What you are asked to do> Each line of the material that mentions the word "desc" is to be copied.

********************

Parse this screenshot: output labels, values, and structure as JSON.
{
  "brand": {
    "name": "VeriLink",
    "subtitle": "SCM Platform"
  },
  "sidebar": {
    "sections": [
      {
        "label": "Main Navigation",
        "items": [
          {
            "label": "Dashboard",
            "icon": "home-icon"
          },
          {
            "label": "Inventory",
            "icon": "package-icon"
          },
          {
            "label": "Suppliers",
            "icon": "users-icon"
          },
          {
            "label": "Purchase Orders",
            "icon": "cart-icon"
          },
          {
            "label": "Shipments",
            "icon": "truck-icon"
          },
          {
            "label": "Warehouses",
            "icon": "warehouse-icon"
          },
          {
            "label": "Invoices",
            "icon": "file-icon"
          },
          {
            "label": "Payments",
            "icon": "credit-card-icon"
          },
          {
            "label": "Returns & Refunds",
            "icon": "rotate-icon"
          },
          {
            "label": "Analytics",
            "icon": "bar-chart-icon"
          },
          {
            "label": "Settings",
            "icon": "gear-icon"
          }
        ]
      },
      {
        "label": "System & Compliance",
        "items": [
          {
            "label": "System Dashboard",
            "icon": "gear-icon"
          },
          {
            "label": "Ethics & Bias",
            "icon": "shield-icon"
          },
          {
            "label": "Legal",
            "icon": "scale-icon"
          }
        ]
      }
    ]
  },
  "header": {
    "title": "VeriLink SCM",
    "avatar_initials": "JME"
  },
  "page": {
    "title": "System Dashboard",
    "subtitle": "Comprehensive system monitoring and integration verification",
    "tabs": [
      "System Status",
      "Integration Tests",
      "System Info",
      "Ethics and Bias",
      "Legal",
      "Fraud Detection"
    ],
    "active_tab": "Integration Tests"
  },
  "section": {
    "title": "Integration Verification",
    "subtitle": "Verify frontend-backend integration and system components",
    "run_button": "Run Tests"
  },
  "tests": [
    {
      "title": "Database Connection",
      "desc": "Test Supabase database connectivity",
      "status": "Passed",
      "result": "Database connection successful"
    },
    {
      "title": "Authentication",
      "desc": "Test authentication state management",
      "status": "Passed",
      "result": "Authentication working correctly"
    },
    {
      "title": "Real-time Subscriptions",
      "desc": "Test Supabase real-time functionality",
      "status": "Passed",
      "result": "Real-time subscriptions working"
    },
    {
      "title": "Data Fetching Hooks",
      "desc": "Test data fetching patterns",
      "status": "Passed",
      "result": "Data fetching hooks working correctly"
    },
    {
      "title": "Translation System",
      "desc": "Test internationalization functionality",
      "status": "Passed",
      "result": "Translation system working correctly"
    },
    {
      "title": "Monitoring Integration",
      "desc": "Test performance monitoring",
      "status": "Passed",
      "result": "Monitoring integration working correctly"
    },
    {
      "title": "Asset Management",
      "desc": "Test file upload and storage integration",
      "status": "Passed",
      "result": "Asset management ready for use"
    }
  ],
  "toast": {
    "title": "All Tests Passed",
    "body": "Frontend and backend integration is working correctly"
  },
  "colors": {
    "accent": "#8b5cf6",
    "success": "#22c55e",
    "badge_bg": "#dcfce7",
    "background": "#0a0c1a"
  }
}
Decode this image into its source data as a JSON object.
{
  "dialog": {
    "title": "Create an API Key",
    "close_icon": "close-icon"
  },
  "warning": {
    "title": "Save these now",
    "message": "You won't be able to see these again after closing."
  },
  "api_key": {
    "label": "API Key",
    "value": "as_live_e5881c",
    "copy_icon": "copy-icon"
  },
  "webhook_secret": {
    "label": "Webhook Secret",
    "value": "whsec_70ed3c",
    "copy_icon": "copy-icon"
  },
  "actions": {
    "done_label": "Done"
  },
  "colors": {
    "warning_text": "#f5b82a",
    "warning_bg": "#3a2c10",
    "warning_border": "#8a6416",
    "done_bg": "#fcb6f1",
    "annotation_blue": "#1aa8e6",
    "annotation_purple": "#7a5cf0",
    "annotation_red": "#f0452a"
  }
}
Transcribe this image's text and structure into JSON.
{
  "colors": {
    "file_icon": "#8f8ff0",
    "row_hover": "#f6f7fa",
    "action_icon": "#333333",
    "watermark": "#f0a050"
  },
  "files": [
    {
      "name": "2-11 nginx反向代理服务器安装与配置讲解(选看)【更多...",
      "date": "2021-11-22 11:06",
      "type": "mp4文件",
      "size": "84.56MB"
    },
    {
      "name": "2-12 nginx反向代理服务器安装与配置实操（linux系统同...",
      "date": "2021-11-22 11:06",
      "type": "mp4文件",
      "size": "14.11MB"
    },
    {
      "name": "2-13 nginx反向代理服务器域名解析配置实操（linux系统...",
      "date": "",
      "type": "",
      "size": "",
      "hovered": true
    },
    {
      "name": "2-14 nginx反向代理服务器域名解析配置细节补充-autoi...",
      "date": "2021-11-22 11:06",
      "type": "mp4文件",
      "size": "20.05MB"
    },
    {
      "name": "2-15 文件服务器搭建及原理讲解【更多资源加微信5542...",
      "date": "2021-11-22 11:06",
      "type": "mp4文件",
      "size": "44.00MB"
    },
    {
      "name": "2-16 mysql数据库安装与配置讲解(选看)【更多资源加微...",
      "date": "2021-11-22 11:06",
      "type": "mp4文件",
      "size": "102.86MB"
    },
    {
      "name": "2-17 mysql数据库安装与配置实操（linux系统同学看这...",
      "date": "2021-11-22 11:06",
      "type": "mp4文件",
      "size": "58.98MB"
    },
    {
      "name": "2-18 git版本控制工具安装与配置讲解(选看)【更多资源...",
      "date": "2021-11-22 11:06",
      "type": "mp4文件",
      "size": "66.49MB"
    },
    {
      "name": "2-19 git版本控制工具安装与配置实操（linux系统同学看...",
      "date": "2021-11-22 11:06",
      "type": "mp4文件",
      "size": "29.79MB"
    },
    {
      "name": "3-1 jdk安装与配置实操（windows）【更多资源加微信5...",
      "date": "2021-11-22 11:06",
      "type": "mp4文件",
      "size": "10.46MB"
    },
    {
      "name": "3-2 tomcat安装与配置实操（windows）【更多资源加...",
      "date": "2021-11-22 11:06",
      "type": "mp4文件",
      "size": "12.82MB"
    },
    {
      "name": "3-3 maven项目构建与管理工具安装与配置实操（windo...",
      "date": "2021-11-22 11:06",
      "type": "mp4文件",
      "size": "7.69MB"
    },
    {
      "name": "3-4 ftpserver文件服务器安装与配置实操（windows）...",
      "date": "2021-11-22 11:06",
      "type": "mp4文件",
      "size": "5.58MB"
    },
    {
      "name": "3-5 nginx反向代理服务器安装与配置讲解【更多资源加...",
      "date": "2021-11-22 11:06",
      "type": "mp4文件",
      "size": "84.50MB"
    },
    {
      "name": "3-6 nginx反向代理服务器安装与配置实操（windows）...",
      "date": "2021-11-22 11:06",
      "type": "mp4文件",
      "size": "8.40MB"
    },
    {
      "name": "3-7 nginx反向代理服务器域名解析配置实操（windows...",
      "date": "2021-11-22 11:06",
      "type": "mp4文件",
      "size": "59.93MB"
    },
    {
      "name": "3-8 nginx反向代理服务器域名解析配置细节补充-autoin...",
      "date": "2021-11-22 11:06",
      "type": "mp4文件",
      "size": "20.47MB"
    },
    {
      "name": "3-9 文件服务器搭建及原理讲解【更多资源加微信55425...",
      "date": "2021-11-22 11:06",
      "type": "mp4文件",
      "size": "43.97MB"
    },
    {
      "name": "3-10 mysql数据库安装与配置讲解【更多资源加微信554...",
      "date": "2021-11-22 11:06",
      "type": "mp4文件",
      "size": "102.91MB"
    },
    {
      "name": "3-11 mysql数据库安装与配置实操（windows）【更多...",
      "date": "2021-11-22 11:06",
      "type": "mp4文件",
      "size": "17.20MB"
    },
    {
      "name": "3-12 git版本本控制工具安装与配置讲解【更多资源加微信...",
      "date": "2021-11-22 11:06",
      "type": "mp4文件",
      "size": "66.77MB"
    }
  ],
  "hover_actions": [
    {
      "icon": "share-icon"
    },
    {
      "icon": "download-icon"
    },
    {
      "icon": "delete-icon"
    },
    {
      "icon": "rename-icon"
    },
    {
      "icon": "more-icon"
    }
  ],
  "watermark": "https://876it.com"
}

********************

Answer to the problem>
      "desc": "Test Supabase database connectivity",
      "desc": "Test authentication state management",
      "desc": "Test Supabase real-time functionality",
      "desc": "Test data fetching patterns",
      "desc": "Test internationalization functionality",
      "desc": "Test performance monitoring",
      "desc": "Test file upload and storage integration",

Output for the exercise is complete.